The GardensKing's Stairs Gardens (also known locally as Park 2000) is one of the last remaining riverside parks in London. It is a beautiful green space which is bordered by Jamaica Road to the south, Fulford Street to the west, the houses of Elephant Lane and King Stairs Close and Mayflower Street to the east and the River Thames to the north.
The park was awarded a considerable sum of money by the National Lottery Fund in 1998 and underwent a refurbishment programme and the popular children's playground was designed in consultation with the local community. King's Stairs Gardens is used by joggers, walkers and cyclists on the Thames Path and it is hard to find space on the grassy knoll in the summertime. It is in a densely populated residential area and for most people that don't have gardens themselves, this is their garden. For children the entire park is their playground, to meet with friends, to run, to play, to climb and to be free from the confines of their balconies or patios. It is a tranquil spot and often described as an oasis. You would not know that you were in the inner part of London, only for the magnificent views of its landmarks. Tourists enjoy the trail to historic Rotherhithe village and stop at this very spot to reach for their cameras to capture the riverside vista.
As described on Southwark Council's website 'Rotherhithe itself is one of London's hidden gems - lovingly preserved and rebuilt around the docks. Rich in history and architecture, the Rotherhithe peninsula boasts some of the best views of London's iconic skylines - from the City to Canary Wharf. It is a great place to visit and a unique place to live.'
The park has been designated as a Site of Importance for Nature Conservation. It contributes to an unbroken green corridor from Surrey Quays to the Thames. King Stairs Gardens has many mature trees and provides an important mix of habitats which is important to local wildlife.

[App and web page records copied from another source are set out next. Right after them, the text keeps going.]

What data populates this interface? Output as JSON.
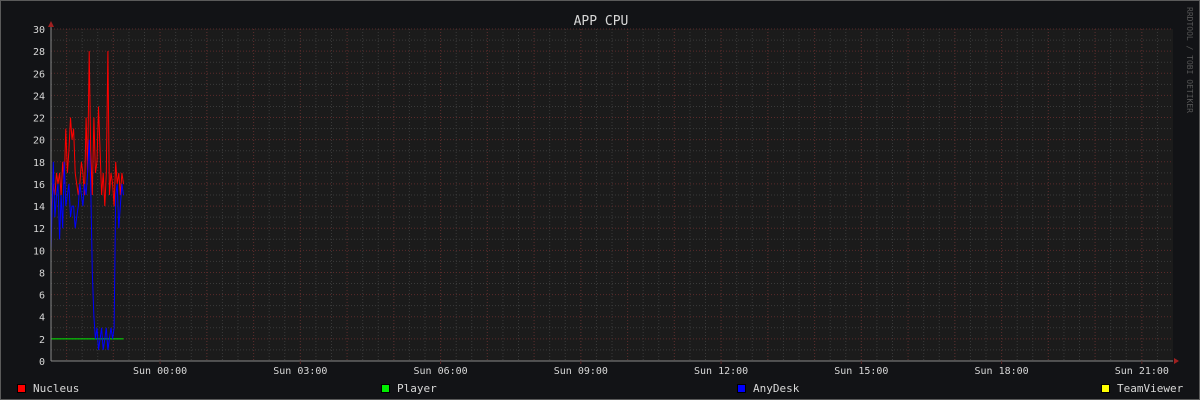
{
  "colors": {
    "background": "#121316",
    "plot_background": "#1b1b1b",
    "grid_minor": "#3a3a3a",
    "grid_major": "#5a2a2a",
    "text": "#d8d8d8",
    "axis": "#888888",
    "arrow": "#a02020",
    "watermark": "#555555"
  },
  "chart_data": {
    "type": "line",
    "title": "APP CPU",
    "watermark": "RRDTOOL / TOBI OETIKER",
    "xlabel": "",
    "ylabel": "",
    "ylim": [
      0,
      30
    ],
    "y_ticks": [
      0,
      2,
      4,
      6,
      8,
      10,
      12,
      14,
      16,
      18,
      20,
      22,
      24,
      26,
      28,
      30
    ],
    "x_unit": "minutes since the left edge of the plot",
    "xlim": [
      0,
      1440
    ],
    "x_ticks": [
      {
        "label": "Sun 00:00",
        "x": 140
      },
      {
        "label": "Sun 03:00",
        "x": 320
      },
      {
        "label": "Sun 06:00",
        "x": 500
      },
      {
        "label": "Sun 09:00",
        "x": 680
      },
      {
        "label": "Sun 12:00",
        "x": 860
      },
      {
        "label": "Sun 15:00",
        "x": 1040
      },
      {
        "label": "Sun 18:00",
        "x": 1220
      },
      {
        "label": "Sun 21:00",
        "x": 1400
      }
    ],
    "grid": true,
    "legend_position": "bottom",
    "series": [
      {
        "name": "Nucleus",
        "color": "#ff0000",
        "x": [
          0,
          3,
          5,
          7,
          9,
          11,
          13,
          15,
          17,
          19,
          21,
          23,
          25,
          27,
          29,
          31,
          33,
          35,
          37,
          39,
          41,
          43,
          45,
          47,
          49,
          51,
          53,
          55,
          57,
          59,
          61,
          63,
          65,
          67,
          69,
          71,
          73,
          75,
          77,
          79,
          81,
          83,
          85,
          87,
          89,
          91,
          93
        ],
        "values": [
          13,
          16,
          15,
          17,
          16,
          17,
          15,
          18,
          16,
          21,
          17,
          19,
          22,
          20,
          21,
          17,
          16,
          15,
          16,
          18,
          17,
          15,
          22,
          17,
          28,
          19,
          15,
          22,
          17,
          18,
          23,
          19,
          15,
          17,
          14,
          17,
          28,
          15,
          17,
          16,
          14,
          18,
          16,
          17,
          15,
          17,
          16
        ]
      },
      {
        "name": "Player",
        "color": "#00ee00",
        "x": [
          0,
          93
        ],
        "values": [
          2,
          2
        ]
      },
      {
        "name": "AnyDesk",
        "color": "#0000ff",
        "x": [
          0,
          3,
          5,
          7,
          9,
          11,
          13,
          15,
          17,
          19,
          21,
          23,
          25,
          27,
          29,
          31,
          33,
          35,
          37,
          39,
          41,
          43,
          45,
          47,
          49,
          51,
          53,
          55,
          57,
          59,
          61,
          63,
          65,
          67,
          69,
          71,
          73,
          75,
          77,
          79,
          81,
          83,
          85,
          87,
          89,
          91,
          93
        ],
        "values": [
          10,
          18,
          13,
          15,
          16,
          11,
          15,
          12,
          18,
          14,
          15,
          16,
          13,
          14,
          14,
          12,
          13,
          14,
          16,
          15,
          14,
          16,
          15,
          17,
          20,
          16,
          8,
          4,
          2,
          3,
          1,
          2,
          3,
          1,
          2,
          3,
          1,
          2,
          3,
          2,
          3,
          15,
          16,
          12,
          14,
          16,
          15
        ]
      },
      {
        "name": "TeamViewer",
        "color": "#ffff00",
        "x": [
          0,
          93
        ],
        "values": [
          0,
          0
        ]
      }
    ]
  }
}
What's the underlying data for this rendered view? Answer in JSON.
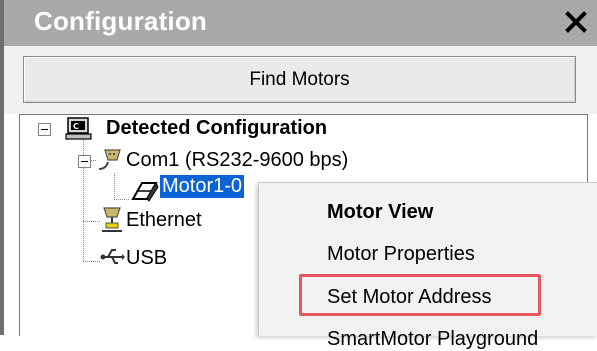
{
  "window": {
    "title": "Configuration",
    "close_label": "×"
  },
  "toolbar": {
    "find_motors_label": "Find Motors"
  },
  "tree": {
    "root": {
      "label": "Detected Configuration",
      "expander": "−",
      "icon": "computer-icon"
    },
    "com1": {
      "label": "Com1 (RS232-9600 bps)",
      "expander": "−",
      "icon": "serial-cable-icon"
    },
    "motor1": {
      "label": "Motor1-0",
      "icon": "motor-icon",
      "selected": true
    },
    "ethernet": {
      "label": "Ethernet",
      "icon": "ethernet-icon"
    },
    "usb": {
      "label": "USB",
      "icon": "usb-icon"
    }
  },
  "context_menu": {
    "items": [
      {
        "label": "Motor View",
        "bold": true
      },
      {
        "label": "Motor Properties",
        "bold": false
      },
      {
        "label": "Set Motor Address",
        "bold": false,
        "highlighted": true
      },
      {
        "label": "SmartMotor Playground",
        "bold": false
      }
    ]
  },
  "colors": {
    "title_bar": "#a9a9a9",
    "selection": "#0a64d8",
    "highlight_border": "#e5585f",
    "menu_background": "#f2f2f2"
  }
}
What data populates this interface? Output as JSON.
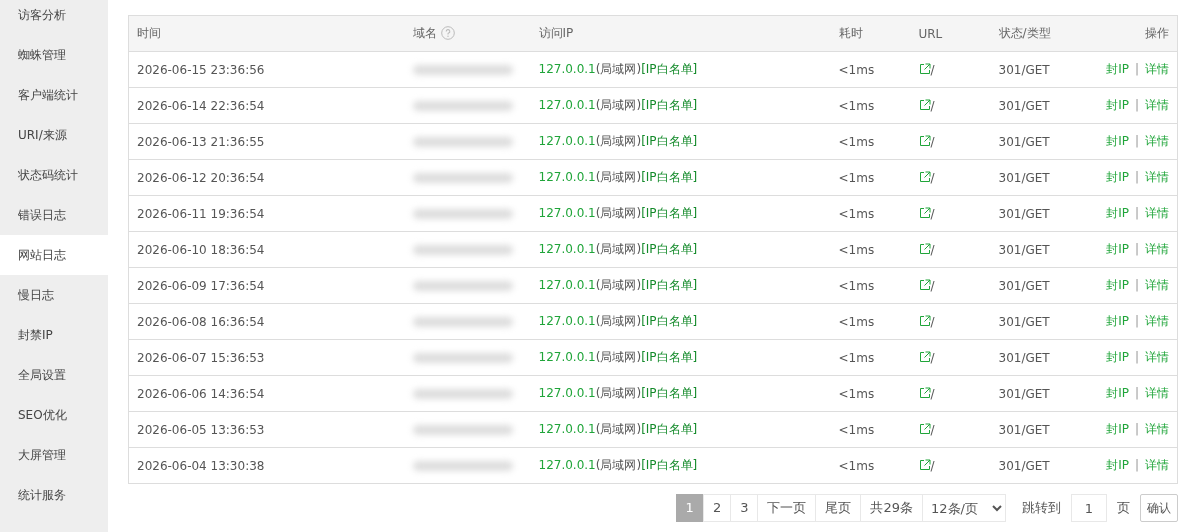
{
  "sidebar": {
    "items": [
      {
        "label": "访客分析",
        "selected": false
      },
      {
        "label": "蜘蛛管理",
        "selected": false
      },
      {
        "label": "客户端统计",
        "selected": false
      },
      {
        "label": "URI/来源",
        "selected": false
      },
      {
        "label": "状态码统计",
        "selected": false
      },
      {
        "label": "错误日志",
        "selected": false
      },
      {
        "label": "网站日志",
        "selected": true
      },
      {
        "label": "慢日志",
        "selected": false
      },
      {
        "label": "封禁IP",
        "selected": false
      },
      {
        "label": "全局设置",
        "selected": false
      },
      {
        "label": "SEO优化",
        "selected": false
      },
      {
        "label": "大屏管理",
        "selected": false
      },
      {
        "label": "统计服务",
        "selected": false
      }
    ]
  },
  "table": {
    "columns": [
      "时间",
      "域名",
      "访问IP",
      "耗时",
      "URL",
      "状态/类型",
      "操作"
    ],
    "rows": [
      {
        "time": "2026-06-15 23:36:56",
        "ip": "127.0.0.1",
        "ip_area": "(局域网)",
        "ip_tag": "[IP白名单]",
        "duration": "<1ms",
        "url": "/",
        "status": "301/GET",
        "actions": [
          "封IP",
          "|",
          "详情"
        ]
      },
      {
        "time": "2026-06-14 22:36:54",
        "ip": "127.0.0.1",
        "ip_area": "(局域网)",
        "ip_tag": "[IP白名单]",
        "duration": "<1ms",
        "url": "/",
        "status": "301/GET",
        "actions": [
          "封IP",
          "|",
          "详情"
        ]
      },
      {
        "time": "2026-06-13 21:36:55",
        "ip": "127.0.0.1",
        "ip_area": "(局域网)",
        "ip_tag": "[IP白名单]",
        "duration": "<1ms",
        "url": "/",
        "status": "301/GET",
        "actions": [
          "封IP",
          "|",
          "详情"
        ]
      },
      {
        "time": "2026-06-12 20:36:54",
        "ip": "127.0.0.1",
        "ip_area": "(局域网)",
        "ip_tag": "[IP白名单]",
        "duration": "<1ms",
        "url": "/",
        "status": "301/GET",
        "actions": [
          "封IP",
          "|",
          "详情"
        ]
      },
      {
        "time": "2026-06-11 19:36:54",
        "ip": "127.0.0.1",
        "ip_area": "(局域网)",
        "ip_tag": "[IP白名单]",
        "duration": "<1ms",
        "url": "/",
        "status": "301/GET",
        "actions": [
          "封IP",
          "|",
          "详情"
        ]
      },
      {
        "time": "2026-06-10 18:36:54",
        "ip": "127.0.0.1",
        "ip_area": "(局域网)",
        "ip_tag": "[IP白名单]",
        "duration": "<1ms",
        "url": "/",
        "status": "301/GET",
        "actions": [
          "封IP",
          "|",
          "详情"
        ]
      },
      {
        "time": "2026-06-09 17:36:54",
        "ip": "127.0.0.1",
        "ip_area": "(局域网)",
        "ip_tag": "[IP白名单]",
        "duration": "<1ms",
        "url": "/",
        "status": "301/GET",
        "actions": [
          "封IP",
          "|",
          "详情"
        ]
      },
      {
        "time": "2026-06-08 16:36:54",
        "ip": "127.0.0.1",
        "ip_area": "(局域网)",
        "ip_tag": "[IP白名单]",
        "duration": "<1ms",
        "url": "/",
        "status": "301/GET",
        "actions": [
          "封IP",
          "|",
          "详情"
        ]
      },
      {
        "time": "2026-06-07 15:36:53",
        "ip": "127.0.0.1",
        "ip_area": "(局域网)",
        "ip_tag": "[IP白名单]",
        "duration": "<1ms",
        "url": "/",
        "status": "301/GET",
        "actions": [
          "封IP",
          "|",
          "详情"
        ]
      },
      {
        "time": "2026-06-06 14:36:54",
        "ip": "127.0.0.1",
        "ip_area": "(局域网)",
        "ip_tag": "[IP白名单]",
        "duration": "<1ms",
        "url": "/",
        "status": "301/GET",
        "actions": [
          "封IP",
          "|",
          "详情"
        ]
      },
      {
        "time": "2026-06-05 13:36:53",
        "ip": "127.0.0.1",
        "ip_area": "(局域网)",
        "ip_tag": "[IP白名单]",
        "duration": "<1ms",
        "url": "/",
        "status": "301/GET",
        "actions": [
          "封IP",
          "|",
          "详情"
        ]
      },
      {
        "time": "2026-06-04 13:30:38",
        "ip": "127.0.0.1",
        "ip_area": "(局域网)",
        "ip_tag": "[IP白名单]",
        "duration": "<1ms",
        "url": "/",
        "status": "301/GET",
        "actions": [
          "封IP",
          "|",
          "详情"
        ]
      }
    ]
  },
  "pagination": {
    "pages": [
      {
        "label": "1",
        "selected": true
      },
      {
        "label": "2",
        "selected": false
      },
      {
        "label": "3",
        "selected": false
      }
    ],
    "next": "下一页",
    "last": "尾页",
    "total": "共29条",
    "page_size": "12条/页",
    "jump_label": "跳转到",
    "jump_value": "1",
    "page_unit": "页",
    "confirm": "确认"
  }
}
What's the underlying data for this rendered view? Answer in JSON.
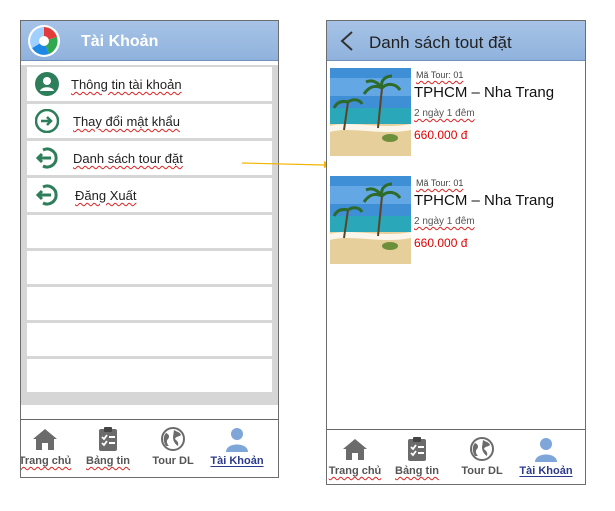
{
  "left_screen": {
    "header": {
      "title": "Tài Khoản",
      "logo_icon": "app-logo-icon"
    },
    "menu": [
      {
        "label": "Thông tin tài khoản",
        "icon": "user-icon"
      },
      {
        "label": "Thay đổi mật khẩu",
        "icon": "key-enter-icon"
      },
      {
        "label": "Danh sách tour đặt",
        "icon": "logout-arrow-icon"
      },
      {
        "label": "Đăng Xuất",
        "icon": "logout-arrow-icon"
      }
    ],
    "tabs": [
      {
        "label": "Trang chủ",
        "icon": "home-icon",
        "active": false
      },
      {
        "label": "Bảng tin",
        "icon": "clipboard-icon",
        "active": false
      },
      {
        "label": "Tour DL",
        "icon": "globe-icon",
        "active": false
      },
      {
        "label": "Tài Khoản",
        "icon": "person-icon",
        "active": true
      }
    ]
  },
  "right_screen": {
    "header": {
      "title": "Danh sách tout đặt",
      "back_icon": "back-chevron-icon"
    },
    "tours": [
      {
        "code": "Mã Tour: 01",
        "name": "TPHCM – Nha Trang",
        "duration": "2 ngày 1 đêm",
        "price": "660.000 đ"
      },
      {
        "code": "Mã Tour: 01",
        "name": "TPHCM – Nha Trang",
        "duration": "2 ngày 1 đêm",
        "price": "660.000 đ"
      }
    ],
    "tabs": [
      {
        "label": "Trang chủ",
        "icon": "home-icon",
        "active": false
      },
      {
        "label": "Bảng tin",
        "icon": "clipboard-icon",
        "active": false
      },
      {
        "label": "Tour DL",
        "icon": "globe-icon",
        "active": false
      },
      {
        "label": "Tài Khoản",
        "icon": "person-icon",
        "active": true
      }
    ]
  },
  "colors": {
    "header": "#9bbbe3",
    "icon_green": "#2e7d5b",
    "price": "#e00000",
    "active_tab": "#2b3a8c",
    "arrow": "#f2b400"
  }
}
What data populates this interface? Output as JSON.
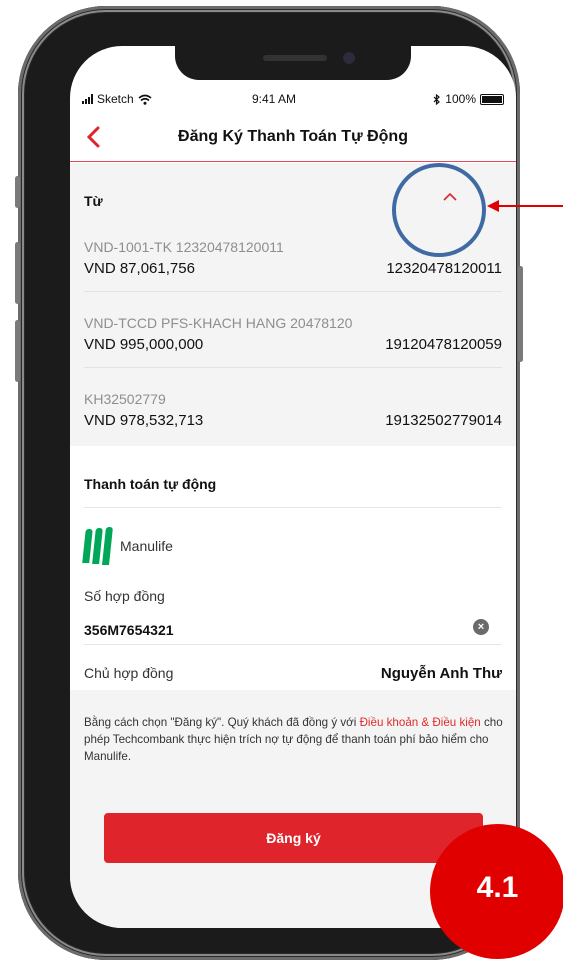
{
  "status_bar": {
    "carrier": "Sketch",
    "time": "9:41 AM",
    "battery": "100%"
  },
  "header": {
    "title": "Đăng Ký Thanh Toán Tự Động"
  },
  "from_section": {
    "label": "Từ",
    "accounts": [
      {
        "name": "VND-1001-TK 12320478120011",
        "balance": "VND 87,061,756",
        "number": "12320478120011"
      },
      {
        "name": "VND-TCCD PFS-KHACH HANG 20478120",
        "balance": "VND 995,000,000",
        "number": "19120478120059"
      },
      {
        "name": "KH32502779",
        "balance": "VND 978,532,713",
        "number": "19132502779014"
      }
    ]
  },
  "auto_payment": {
    "title": "Thanh toán tự động",
    "provider": "Manulife",
    "contract_label": "Số hợp đồng",
    "contract_value": "356M7654321",
    "owner_label": "Chủ hợp đồng",
    "owner_value": "Nguyễn Anh Thư"
  },
  "terms": {
    "prefix": "Bằng cách chọn \"Đăng ký\". Quý khách đã đồng ý với ",
    "link": "Điều khoản & Điều kiện",
    "suffix": " cho phép Techcombank thực hiện trích nợ tự động để thanh toán phí bảo hiểm cho Manulife."
  },
  "register_label": "Đăng ký",
  "step_badge": "4.1",
  "colors": {
    "accent_red": "#e0242b",
    "annotation_blue": "#3f6aa3",
    "manulife_green": "#00a758"
  }
}
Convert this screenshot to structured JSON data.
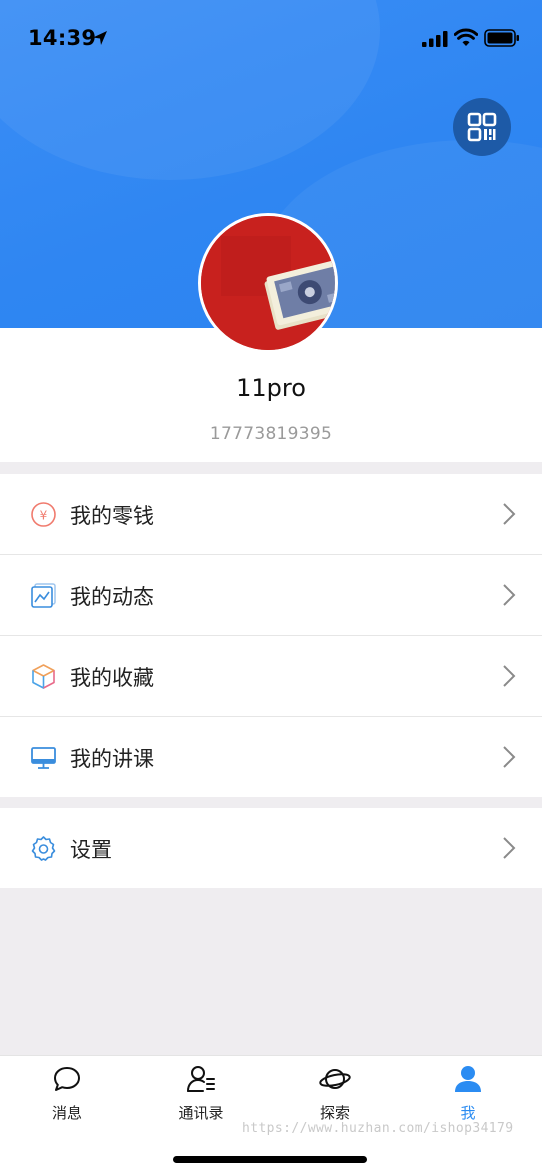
{
  "status_bar": {
    "time": "14:39"
  },
  "profile": {
    "username": "11pro",
    "phone": "17773819395"
  },
  "menu": [
    {
      "label": "我的零钱",
      "icon": "yuan-coin-icon"
    },
    {
      "label": "我的动态",
      "icon": "photo-gallery-icon"
    },
    {
      "label": "我的收藏",
      "icon": "cube-box-icon"
    },
    {
      "label": "我的讲课",
      "icon": "monitor-icon"
    }
  ],
  "settings": {
    "label": "设置",
    "icon": "gear-icon"
  },
  "tabbar": {
    "tabs": [
      {
        "label": "消息",
        "icon": "chat-bubble-icon"
      },
      {
        "label": "通讯录",
        "icon": "contacts-icon"
      },
      {
        "label": "探索",
        "icon": "planet-icon"
      },
      {
        "label": "我",
        "icon": "person-icon"
      }
    ],
    "active_index": 3
  },
  "watermark": "https://www.huzhan.com/ishop34179",
  "colors": {
    "header_blue": "#2f86f2",
    "active_tab": "#2b8cf2",
    "qr_button": "#1d5aa7"
  }
}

King's Stairs Gardens has its connections with royalty. King Edward III used the stairs to access his manor house on Bermondsey Wall East. The Jubilee stone, which is situated by the riverside, was unveiled by Their Royal Highnesses The Earl and Countess of Wessex on 5 July 2002 to commemorate the Golden Jubilee of Queen Elizabeth II. It replaced an earlier stone unveiled by The Queen herself on the occasion of her Silver Jubilee in 1977.
Slide show of King's Stairs Gardens
Google map of King's Stairs Gardens
Thames Water's Plans